Until the day I die
I loved the second area of my mission. The Bishop was engaged in missionary work, the ward mission leader was a rock star, and the members were warm and accepting. It was really awesome– definitely one of the highlights of my whole mission. I was there quite a while; I spent 6 months (and 5 companions) in that ward. But no matter how awesome an area is, you can still burn out.
You know you were starting to burn out when you were tracting and could remember knocking on these same doors a few months ago. "I know you weren't interested last time, but how about now?" Yep, the repetition starts to get to you after a while. Even though I had a great companion and a great area, I had started thinking wistfully about other pastures.
One day as I daydreamed of my next area, I was prompted with this question: "How would you react if God were to leave you in this area for the rest of your mission?"
I thought on that for a while. Trying to be diligent, I answered, "I'll go where you want me to go, I guess. But I think I'm ready for a transfer." Then, into my mind floated these words of Ammon to King Lamoni:
I desire to dwell among this people for a time; yea, and perhaps until the day I die.
I'll never forget that gentle rebuke of the Spirit. Ammon didn't tell Lamoni, "I desire to dwell among this people for a few transfers" or "until I feel burned out" or "as long as the ward is helpful." Ammon's humble heart was in it for the long haul. He was willing to spend the rest of his life loving and serving and living with a people he had never met and may never be receptive to his message. No strings attached, and no end date in sight.
The Lord encouraged Church members in this dispensation to develop that Ammon level of long-term thinking. When the homeless Saints of the Colesville branch arrived in Kirtland, they settled on a few acres of the Leman Copley farm. Even though the Lord promised them they would stay there only "for a little season" (only a few weeks, it turned out), He nevertheless commanded them to "act upon this land as for years, and it shall turn unto them for their good" (D&C 51:16-17).
I had a decent number of hard areas after that first burn-out. Areas poisoned by the irresponsibility of previous missionaries. Tiny areas where we knocked the same door every 3 weeks. Even an area where the Bishop told our investigator not to get baptized and rebuked the ward mission leader for inviting members to bring their friends to Church.
In difficult areas, discouragement breeds quickly. I found myself looking forward to escaping problems instead of wanting to solve them:
"My companion and I aren't getting along. Good thing he's going home in two weeks."
"This investigator is driving me nuts, good thing she'll be someone else's problem next transfer."
"The ward dislikes us, it would take months of trust-building to soften their hearts, why even try?"
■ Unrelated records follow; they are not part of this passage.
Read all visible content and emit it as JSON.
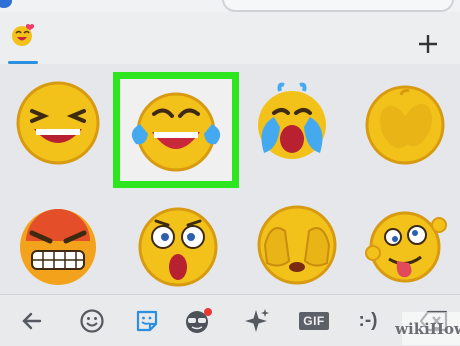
{
  "pack_bar": {
    "active_pack_icon": "laughing-heart-emoji-icon",
    "add_icon": "plus-icon"
  },
  "stickers": {
    "selected_index": 1,
    "items": [
      {
        "icon": "grinning-squint-emoji-sticker"
      },
      {
        "icon": "tears-of-joy-emoji-sticker"
      },
      {
        "icon": "loudly-crying-emoji-sticker"
      },
      {
        "icon": "shy-peeking-emoji-sticker"
      },
      {
        "icon": "angry-grimace-emoji-sticker"
      },
      {
        "icon": "shocked-emoji-sticker"
      },
      {
        "icon": "face-palm-emoji-sticker"
      },
      {
        "icon": "silly-tongue-out-emoji-sticker"
      }
    ]
  },
  "bottom_bar": {
    "gif_label": "GIF",
    "emoticon_label": ":-)",
    "active_item": "sticker-icon"
  },
  "watermark": {
    "text": "wikiHow"
  },
  "colors": {
    "selection_outline": "#2ee61f",
    "accent": "#2d8fe0",
    "emoji_yellow": "#f2c21b",
    "mouth_red": "#d93a3a"
  }
}
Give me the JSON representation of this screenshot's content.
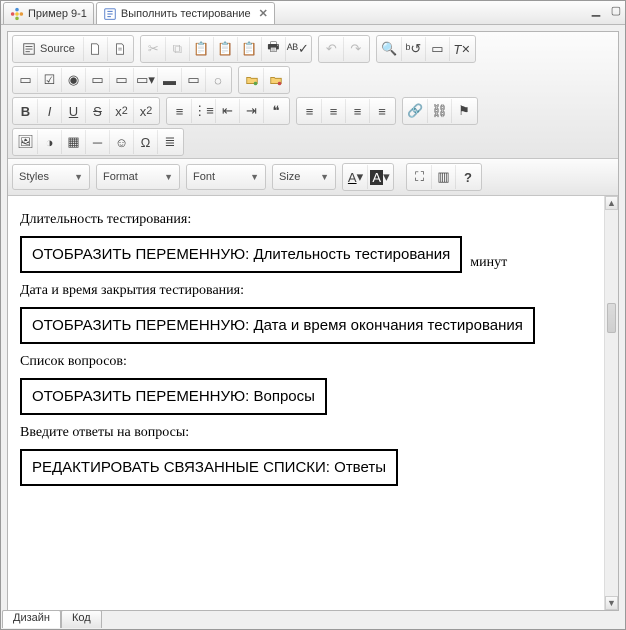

When I encoutered such thoughts, I tried to remember the example of Ammon and the Colesville Saints. I tried to develop a heart willing to "act upon this [area] as for years" and "dwell among this people… until the day I die." I've tried to carry that long-term attitude with me throughout the various wards and callings I've occupied since my mission, and it continues to impact my life today. That doesn't mean I've fallen in love with every single calling I've held (sorry Cub Scouts), but it has given me the ability to love those I serve even more. And that's made all the difference.
Mosiah taught that when we are in the service of our fellow beings, we are only in the service of our God. That calling to serve is a lifetime calling. So if you're feeling the weight of your calling, if you're feeling buned out in service a bit, avoid the temptation to look forward to your transfer, your release, or even your death. Try to be smile, love the people, and develop the attitude of Pres. Kimball, who taught:
My life is like my shoes– to be worn out in service.
I originally wrote this post in 2018.